A few months ago, I went to a Maker's Row event that featured brands showing and selling their wares. Each representative gave a brief speech about his/her brand and how Maker's Row helped to streamline and expand his/her business. One statement really struck me because, at the time, I was dealing with the same issue. "If you only have small orders, factories don't care about you."
That statement may sound fatalistic, but it's true. If you are a small company with a small order that will barely pay the factory's light bill for the month, they really don't care. Many factories will get one order from one company that will bring 10's of thousands of dollars in revenue. Money talks, but there are ways that a small company can mitigate being lost in the shuffle.
Small Batch Factories
There are factories in the USA that primarily fulfill small batch orders of a few hundred or less. It behooves a small company to stay away from factories that primarily fulfill large orders because, as mentioned before, money talks. You will see your order pushed to the side over and over again and/or haphazardly constructed by a newbie employee because their priority is large higher revenue orders. Stick to factories that work with small businesses and focus on small orders.
It is important to check up on your order, especially as you get closer to the due date. Make sure that they have everything needed in order to complete the order and have a phone conversation to ensure that they are clear on the specs of the garment. As the due date grows near, ask for a progress report. Never get into the tardy dance with a factory, because tardiness will become a habit if they know that they can get away with it. If a week has passed and they haven't even started your order, I would reconsider working with them. You always have to be on top of your orders not just in terms of quality control but also timeliness.
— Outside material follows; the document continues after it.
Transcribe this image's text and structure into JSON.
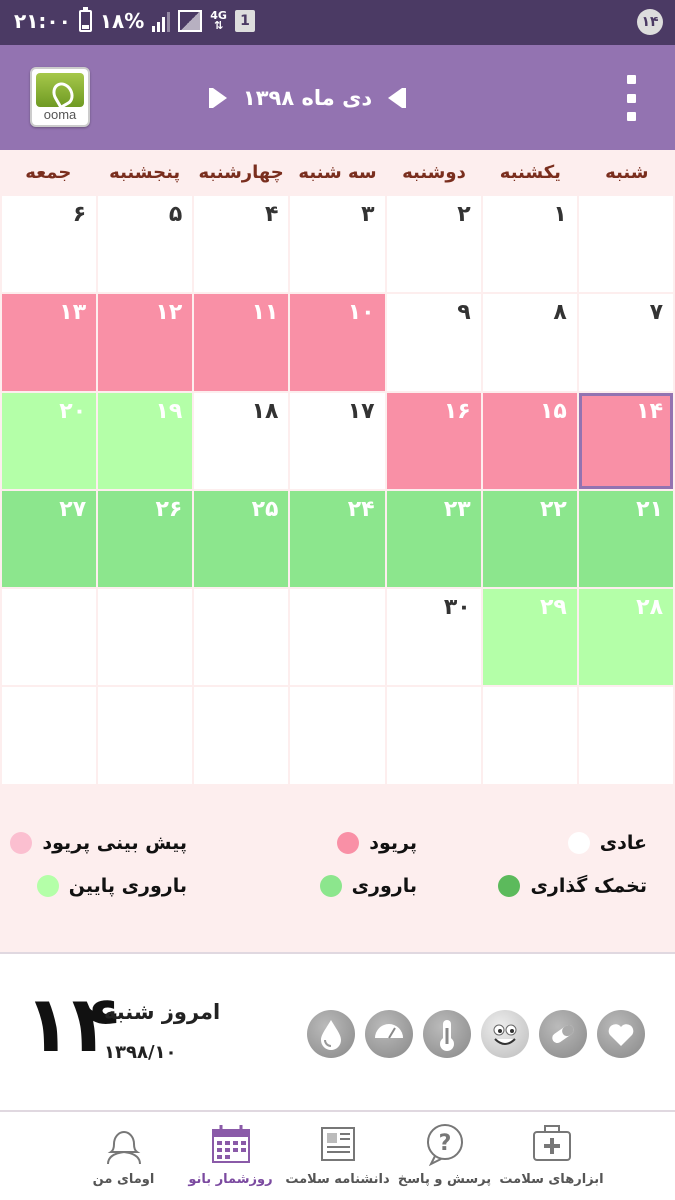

Know When To Give Up
As a small company you will not have much clout in terms of a factory prioritizing your orders, so do not hesitate to ask the tardy factory to forward your pattern and fabric to a different factory. I was working with a large batch factory to make one sample shirt and after 1.5 months of calling and emailing almost everyday, I finally pulled the order (I should've done it a long time ago). They even stopped answering my calls because they recognized my number on the caller ID. It is important to note that I was never rude or short with anyone, I was polite. It does not pay to get nasty ESPECIALLY if you are a small company with not that much clout. Persistence can only go so far when you are competing with large orders that will bring $10,000+ in revenues for the factories.
BE ON TOP OF THINGS! Never let the due date pass without contacting the factory and seeing what's up. A lot of places will take on more than they can chew and I've had tardiness issues with pattern makers and small batch factories. If you are hands off then factories and other service providers will cut corners. You should only work with factories that are meticulous with quality and stick to their lead times. There are many factories in the USA and you should only work with those that value your business and your time.